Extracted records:
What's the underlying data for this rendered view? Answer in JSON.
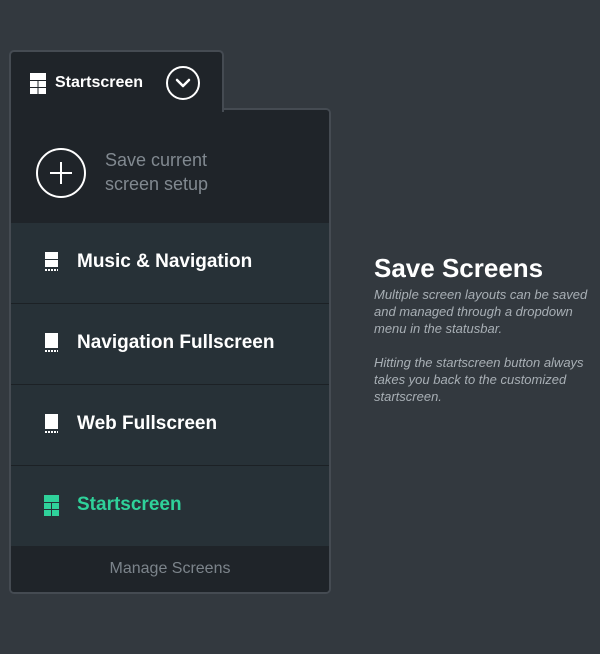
{
  "tab": {
    "label": "Startscreen",
    "icon": "startscreen-grid-icon",
    "dropdown_icon": "chevron-down-icon"
  },
  "save": {
    "icon": "plus-icon",
    "line1": "Save current",
    "line2": "screen setup"
  },
  "screens": [
    {
      "label": "Music & Navigation",
      "icon": "split-layout-icon",
      "active": false
    },
    {
      "label": "Navigation Fullscreen",
      "icon": "fullscreen-layout-icon",
      "active": false
    },
    {
      "label": "Web Fullscreen",
      "icon": "fullscreen-layout-icon",
      "active": false
    },
    {
      "label": "Startscreen",
      "icon": "startscreen-grid-icon",
      "active": true
    }
  ],
  "manage": {
    "label": "Manage Screens"
  },
  "info": {
    "title": "Save Screens",
    "paragraph1": "Multiple screen layouts can be saved and managed through a dropdown menu in the statusbar.",
    "paragraph2": "Hitting the startscreen button always takes you back to the customized startscreen."
  },
  "colors": {
    "background": "#33393f",
    "panel": "#1f2429",
    "item": "#273137",
    "accent": "#2fd19a",
    "muted_text": "#818990"
  }
}
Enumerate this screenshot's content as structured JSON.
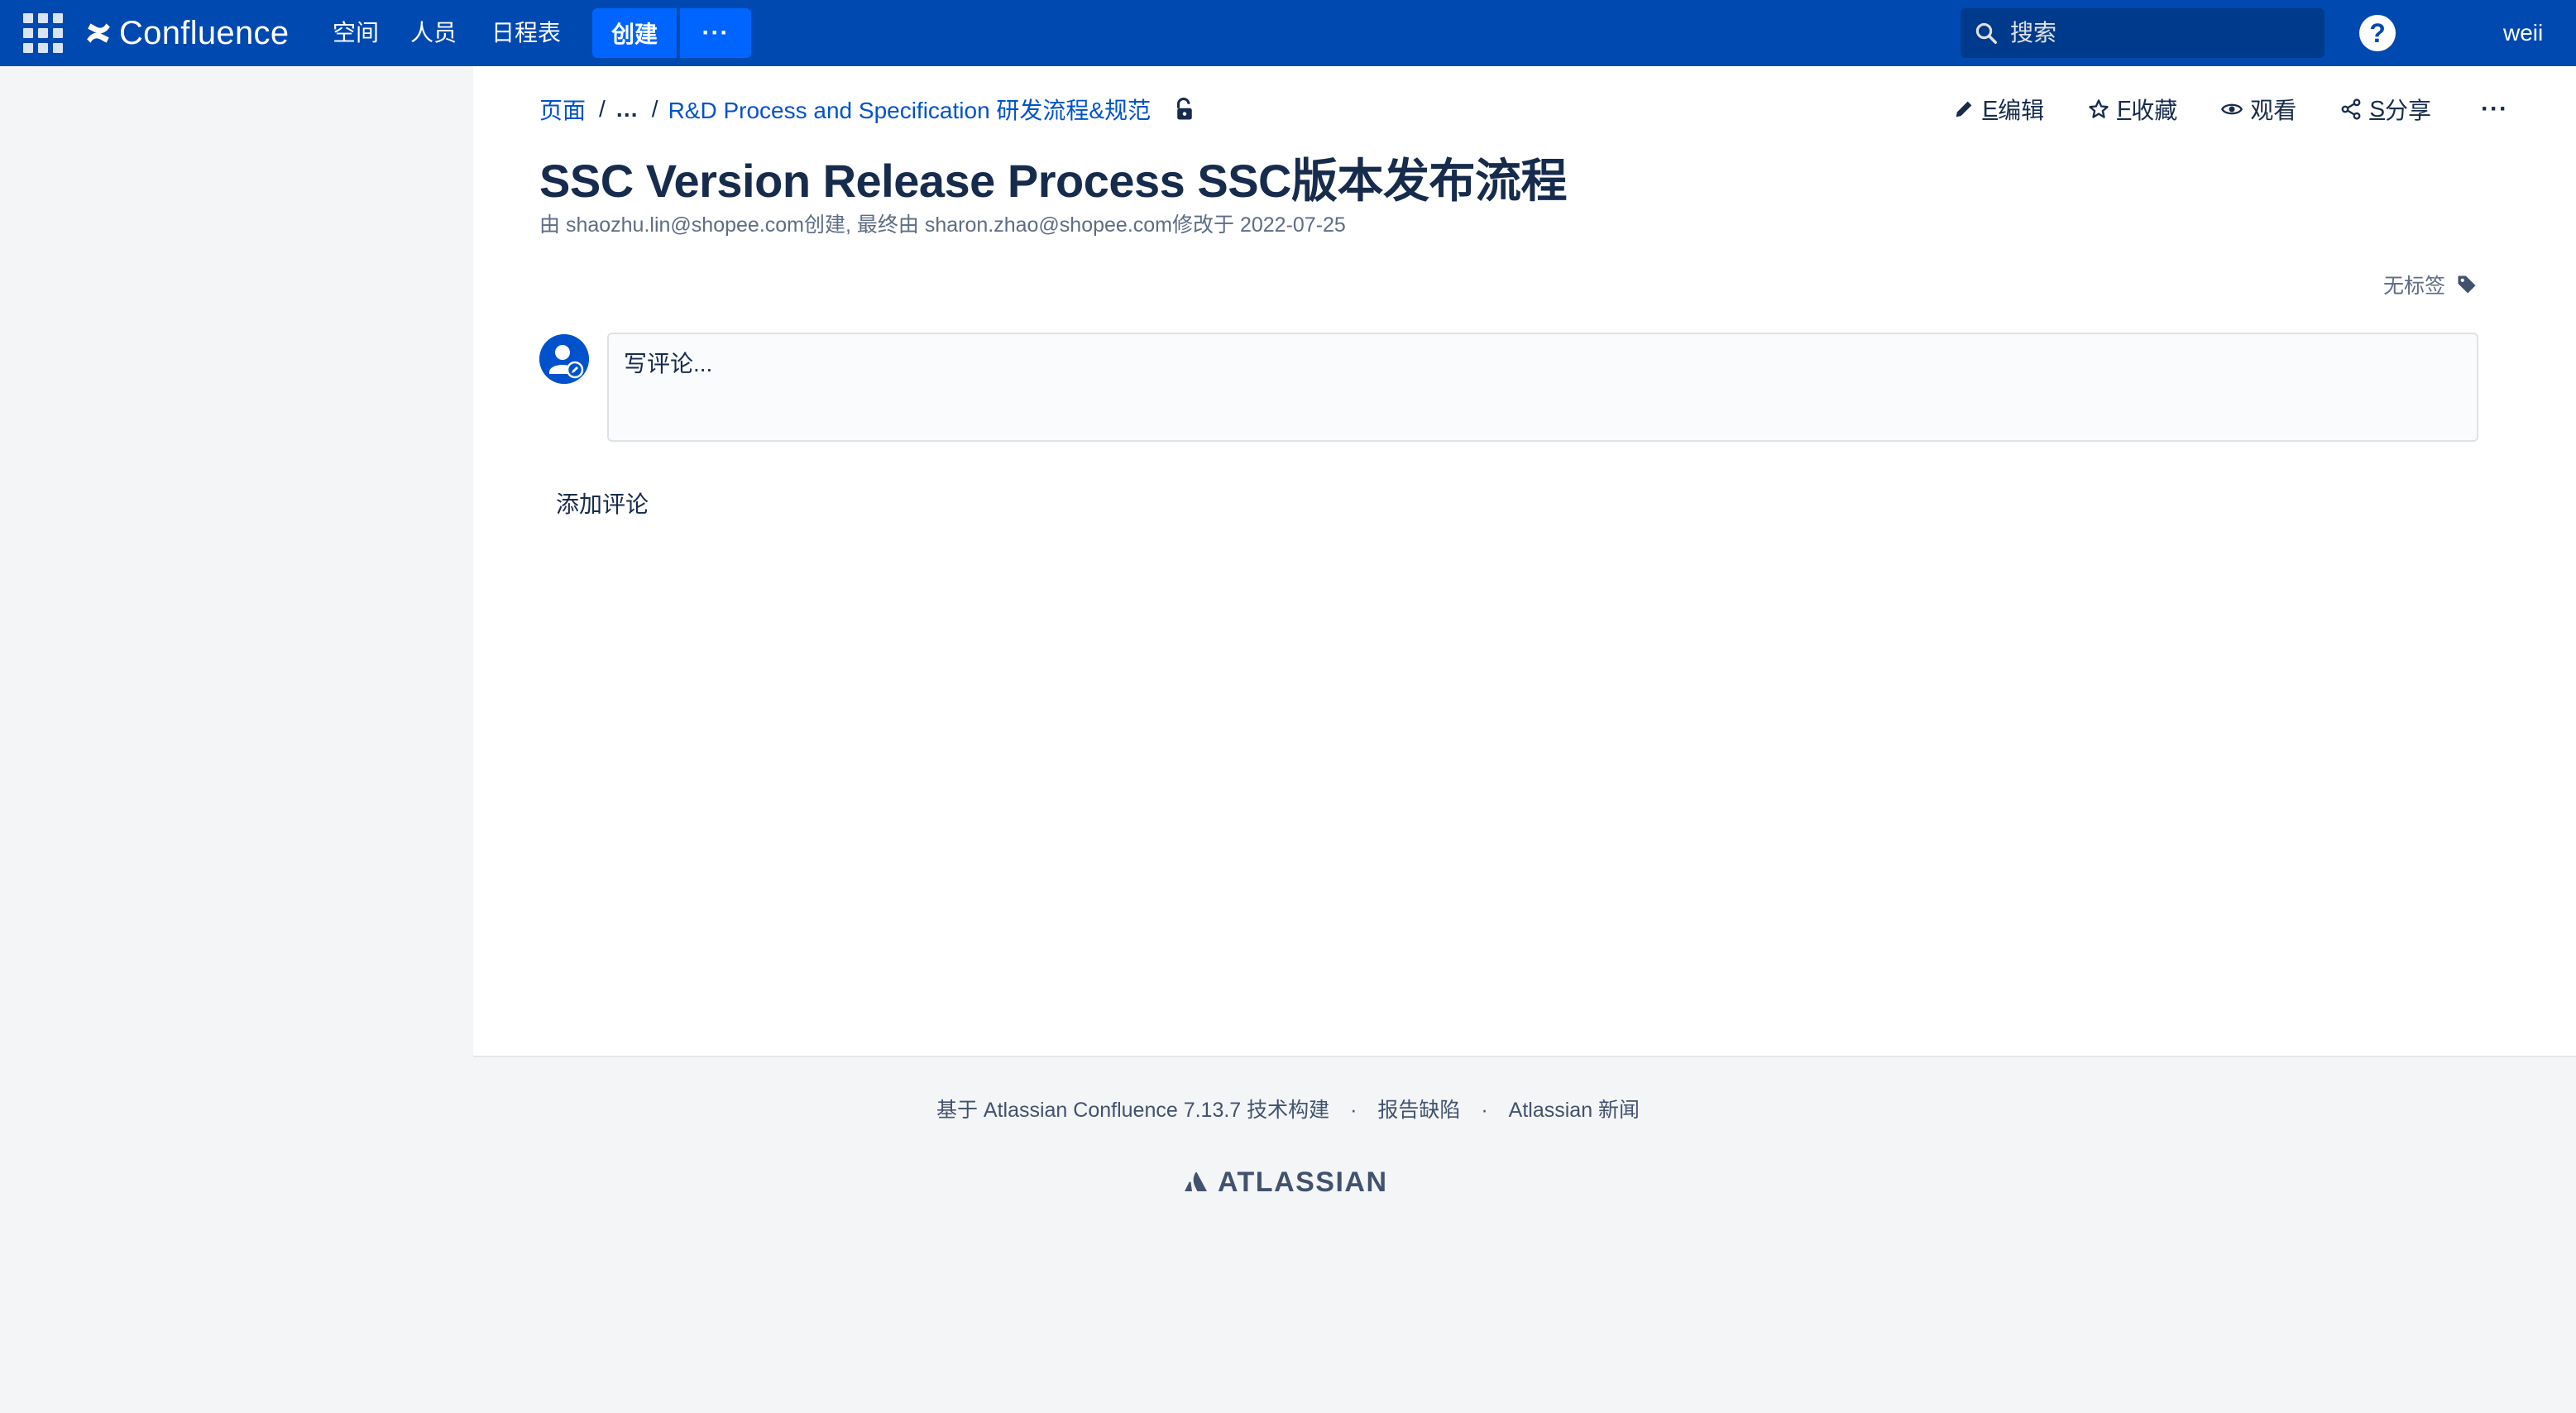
{
  "nav": {
    "product": "Confluence",
    "links": [
      "空间",
      "人员",
      "日程表"
    ],
    "create_label": "创建",
    "more_label": "···",
    "search_placeholder": "搜索",
    "help_label": "?",
    "user": "weii"
  },
  "breadcrumb": {
    "root": "页面",
    "ellipsis": "…",
    "parent": "R&D Process and Specification 研发流程&规范"
  },
  "actions": {
    "edit_key": "E",
    "edit_label": "编辑",
    "star_key": "F",
    "star_label": "收藏",
    "watch_label": "观看",
    "share_key": "S",
    "share_label": "分享",
    "more_label": "···"
  },
  "page": {
    "title": "SSC Version Release Process SSC版本发布流程",
    "byline": "由 shaozhu.lin@shopee.com创建, 最终由 sharon.zhao@shopee.com修改于 2022-07-25",
    "labels_text": "无标签"
  },
  "comments": {
    "placeholder": "写评论...",
    "add_label": "添加评论"
  },
  "footer": {
    "built_on": "基于 Atlassian Confluence 7.13.7 技术构建",
    "separator": "·",
    "report_bug": "报告缺陷",
    "news": "Atlassian 新闻",
    "brand": "ATLASSIAN"
  },
  "colors": {
    "nav_bg": "#0049b0",
    "button_blue": "#0065ff",
    "link": "#0052cc",
    "text": "#172b4d",
    "muted": "#5e6c84",
    "page_bg": "#f4f5f7"
  }
}
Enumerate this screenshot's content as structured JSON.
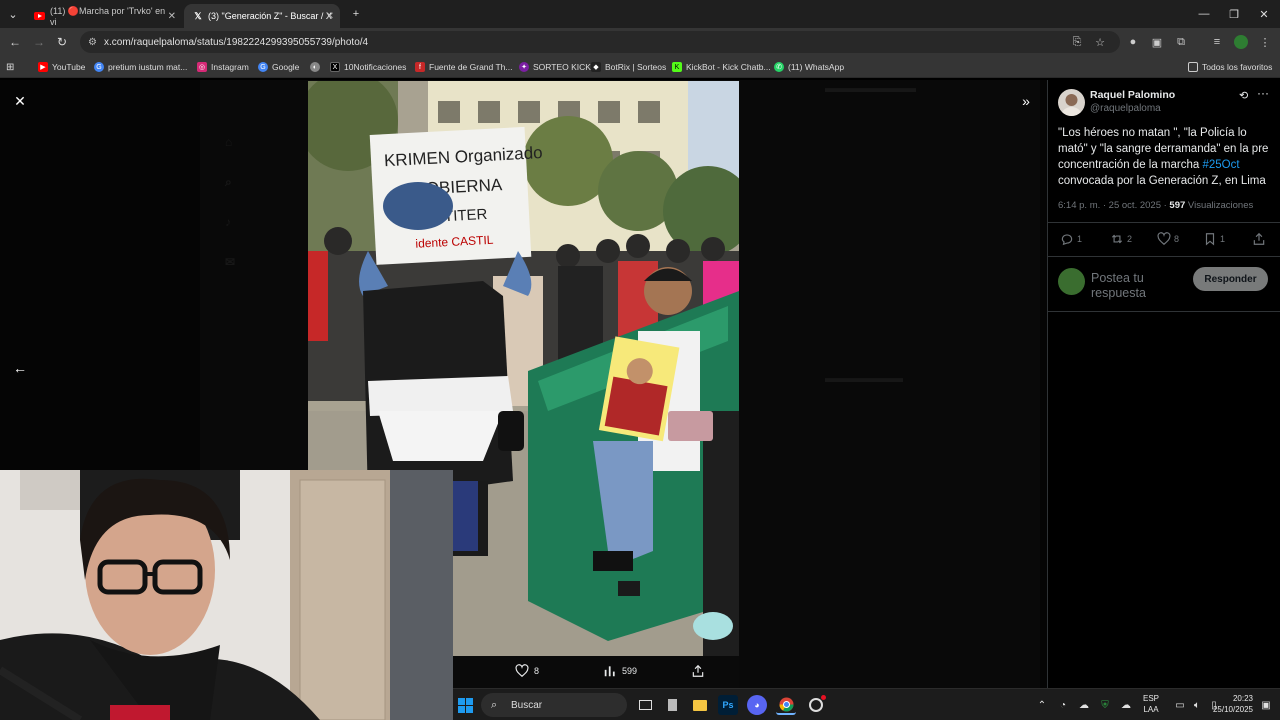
{
  "browser": {
    "tabs": [
      {
        "label": "(11) 🔴Marcha por 'Trvko' en vi",
        "icon": "youtube-icon"
      },
      {
        "label": "(3) \"Generación Z\" - Buscar / X",
        "icon": "x-icon"
      }
    ],
    "new_tab": "+",
    "url": "x.com/raquelpaloma/status/1982224299395055739/photo/4",
    "bookmarks": [
      {
        "label": "YouTube",
        "color": "#ff0000"
      },
      {
        "label": "pretium iustum mat...",
        "color": "#4285f4"
      },
      {
        "label": "Instagram",
        "color": "#d62976"
      },
      {
        "label": "Google",
        "color": "#4285f4"
      },
      {
        "label": "",
        "color": "#888888"
      },
      {
        "label": "10Notificaciones",
        "color": "#000000"
      },
      {
        "label": "Fuente de Grand Th...",
        "color": "#c62828"
      },
      {
        "label": "SORTEO KICK",
        "color": "#7b1fa2"
      },
      {
        "label": "BotRix | Sorteos",
        "color": "#222222"
      },
      {
        "label": "KickBot - Kick Chatb...",
        "color": "#53fc18"
      },
      {
        "label": "(11) WhatsApp",
        "color": "#25d366"
      }
    ],
    "all_bookmarks": "Todos los favoritos"
  },
  "photo_bar": {
    "likes": "8",
    "views": "599"
  },
  "tweet": {
    "name": "Raquel Palomino",
    "handle": "@raquelpaloma",
    "text_before": "\"Los héroes no matan \", \"la Policía lo mató\" y \"la sangre derramanda\" en la pre concentración de la marcha ",
    "hashtag": "#25Oct",
    "text_after": " convocada por la Generación Z, en Lima",
    "time": "6:14 p. m. · 25 oct. 2025 · ",
    "views_count": "597",
    "views_label": " Visualizaciones",
    "replies": "1",
    "reposts": "2",
    "likes": "8",
    "bookmarks": "1",
    "reply_placeholder": "Postea tu respuesta",
    "reply_button": "Responder"
  },
  "photo_sign": {
    "line1": "KRIMEN Organizado",
    "line2": "GOBIERNA",
    "line3": "TITER",
    "line4": "idente CASTIL"
  },
  "taskbar": {
    "search": "Buscar",
    "lang": "ESP",
    "lang2": "LAA",
    "time": "20:23",
    "date": "25/10/2025"
  },
  "colors": {
    "accent": "#1d9bf0",
    "bg": "#000000"
  }
}
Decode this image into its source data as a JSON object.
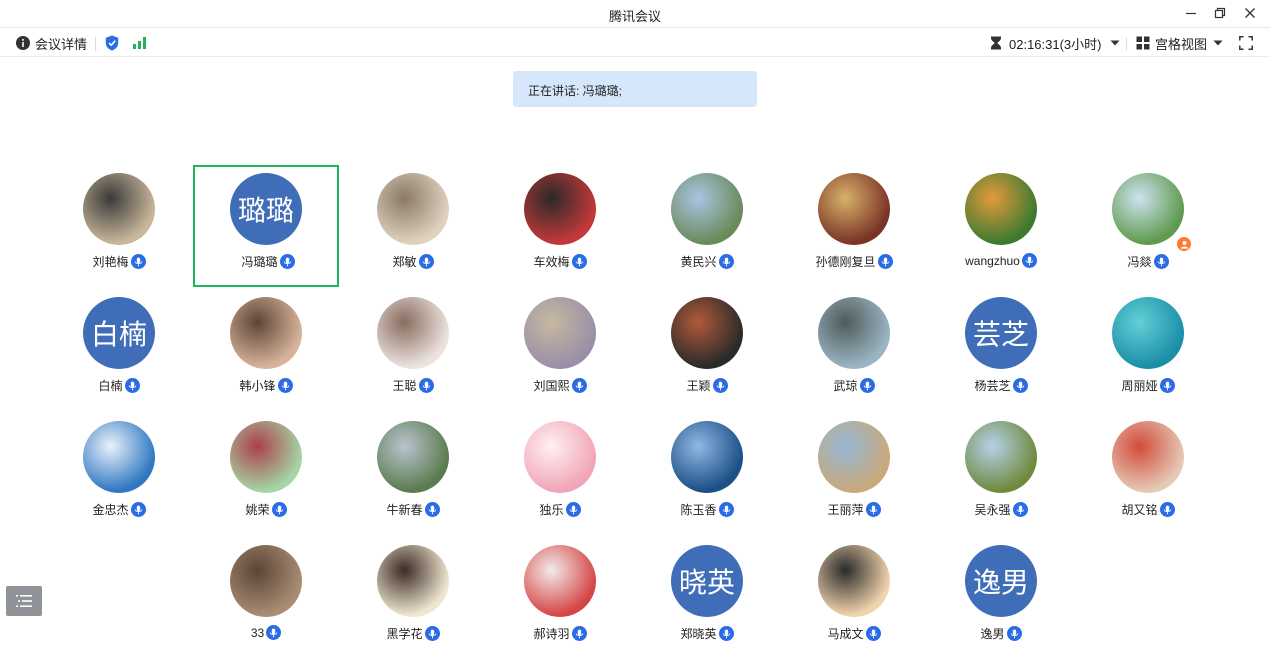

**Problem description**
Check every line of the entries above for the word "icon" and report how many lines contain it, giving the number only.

**Exercise solution**
9